WORK REQUEST: Print the listing as it stands, omitting all images.

SUPPLIED MATERIAL:
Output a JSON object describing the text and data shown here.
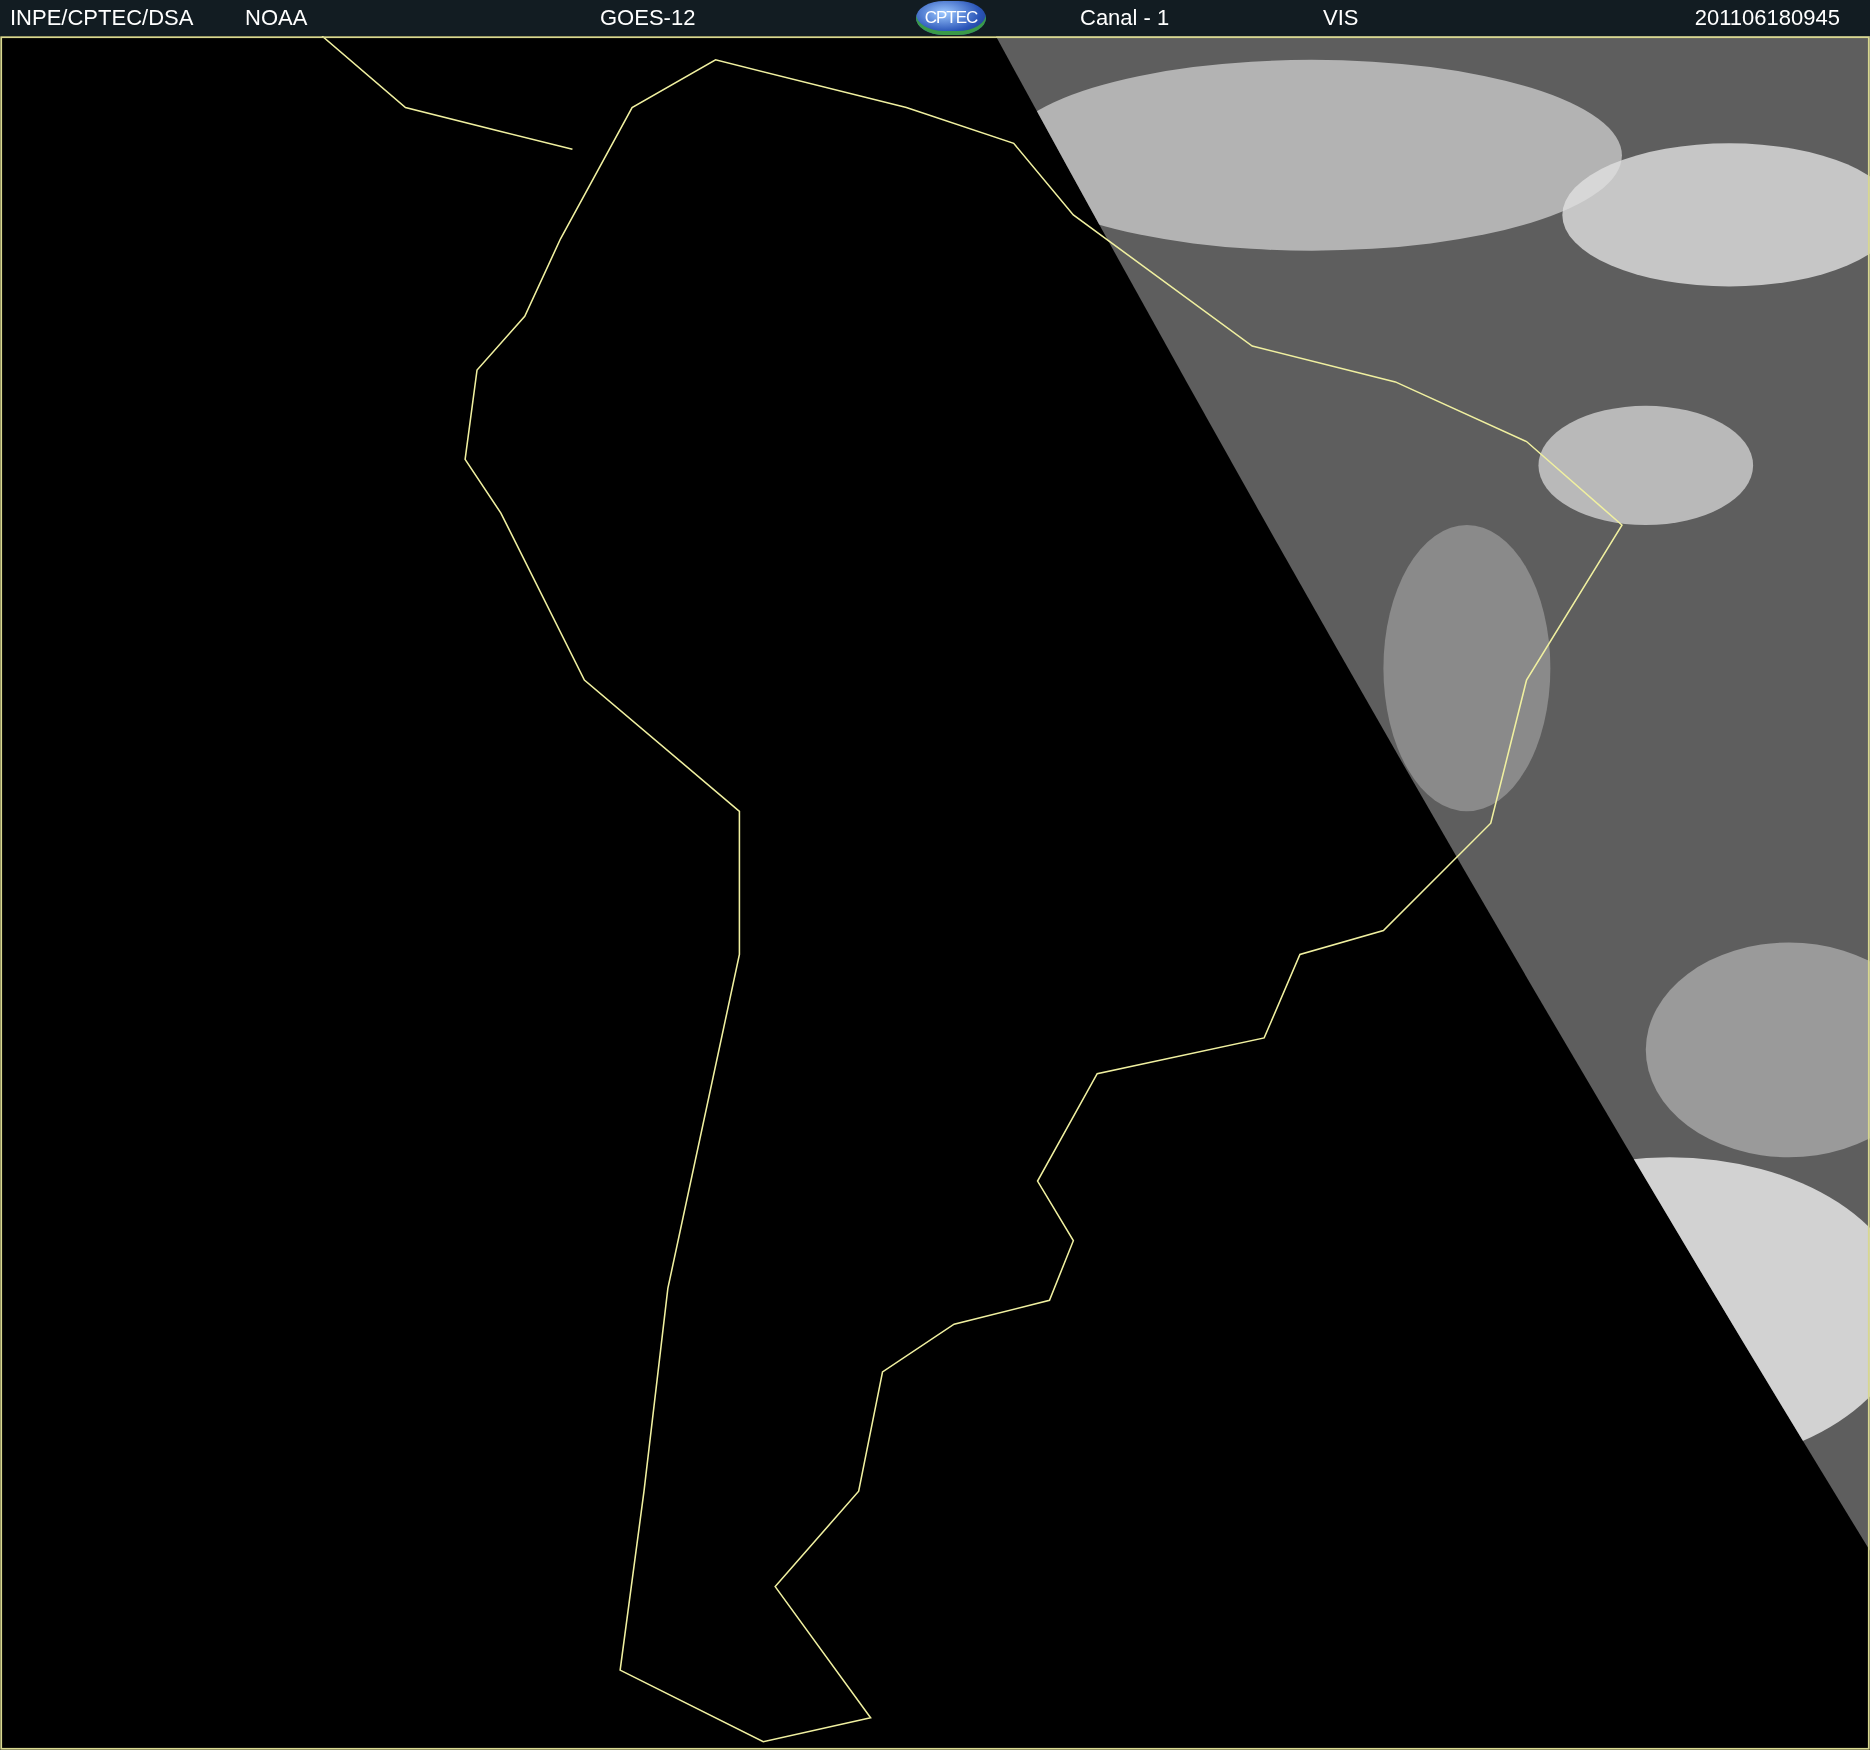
{
  "header": {
    "items": [
      {
        "kind": "text",
        "text": "INPE/CPTEC/DSA"
      },
      {
        "kind": "text",
        "text": "NOAA"
      },
      {
        "kind": "text",
        "text": "GOES-12"
      },
      {
        "kind": "logo",
        "text": "CPTEC"
      },
      {
        "kind": "text",
        "text": "Canal - 1"
      },
      {
        "kind": "text",
        "text": "VIS"
      },
      {
        "kind": "text",
        "text": "201106180945"
      }
    ]
  }
}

RESPONSE AREA:
Output a JSON object describing the text and data shown here.
{
  "header": {
    "items": [
      {
        "kind": "text",
        "text": "INPE/CPTEC/DSA"
      },
      {
        "kind": "text",
        "text": "NOAA"
      },
      {
        "kind": "text",
        "text": "GOES-12"
      },
      {
        "kind": "logo",
        "text": "CPTEC"
      },
      {
        "kind": "text",
        "text": "Canal - 1"
      },
      {
        "kind": "text",
        "text": "VIS"
      },
      {
        "kind": "text",
        "text": "201106180945"
      }
    ]
  }
}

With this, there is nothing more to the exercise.